**What you are asked to do:** An exact copy of all the data is required, with pictures left out.

Start of Extracted material

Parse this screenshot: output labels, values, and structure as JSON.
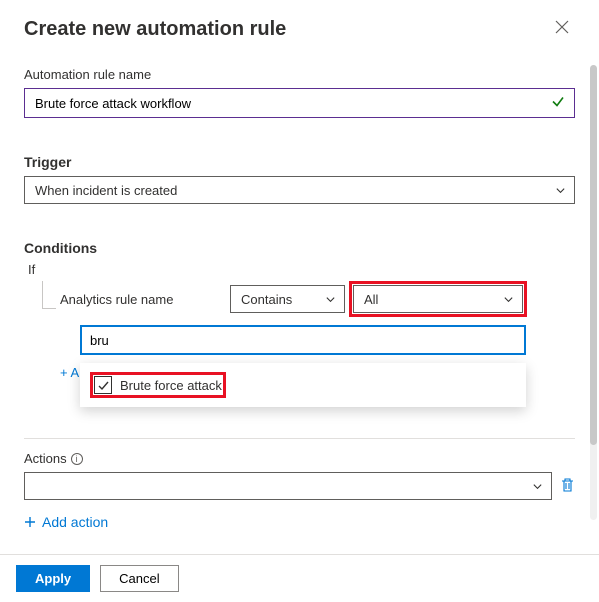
{
  "header": {
    "title": "Create new automation rule"
  },
  "ruleName": {
    "label": "Automation rule name",
    "value": "Brute force attack workflow"
  },
  "trigger": {
    "label": "Trigger",
    "value": "When incident is created"
  },
  "conditions": {
    "label": "Conditions",
    "if": "If",
    "field": "Analytics rule name",
    "operator": "Contains",
    "value": "All",
    "searchValue": "bru",
    "addLink": "+ A",
    "option": "Brute force attack"
  },
  "actions": {
    "label": "Actions",
    "addAction": "Add action"
  },
  "footer": {
    "apply": "Apply",
    "cancel": "Cancel"
  }
}
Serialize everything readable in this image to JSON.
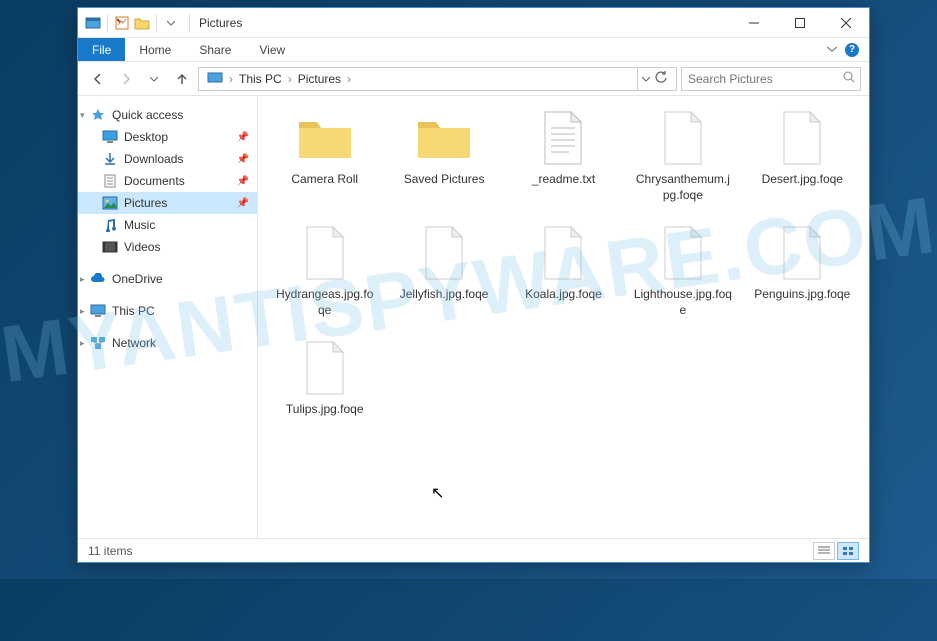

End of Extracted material

**Solution to this problem:**
Parse this screenshot: output labels, values, and structure as JSON.
{
  "header": {
    "title": "Create new automation rule"
  },
  "ruleName": {
    "label": "Automation rule name",
    "value": "Brute force attack workflow"
  },
  "trigger": {
    "label": "Trigger",
    "value": "When incident is created"
  },
  "conditions": {
    "label": "Conditions",
    "if": "If",
    "field": "Analytics rule name",
    "operator": "Contains",
    "value": "All",
    "searchValue": "bru",
    "addLink": "+ A",
    "option": "Brute force attack"
  },
  "actions": {
    "label": "Actions",
    "addAction": "Add action"
  },
  "footer": {
    "apply": "Apply",
    "cancel": "Cancel"
  }
}
Serialize everything readable in this image to JSON.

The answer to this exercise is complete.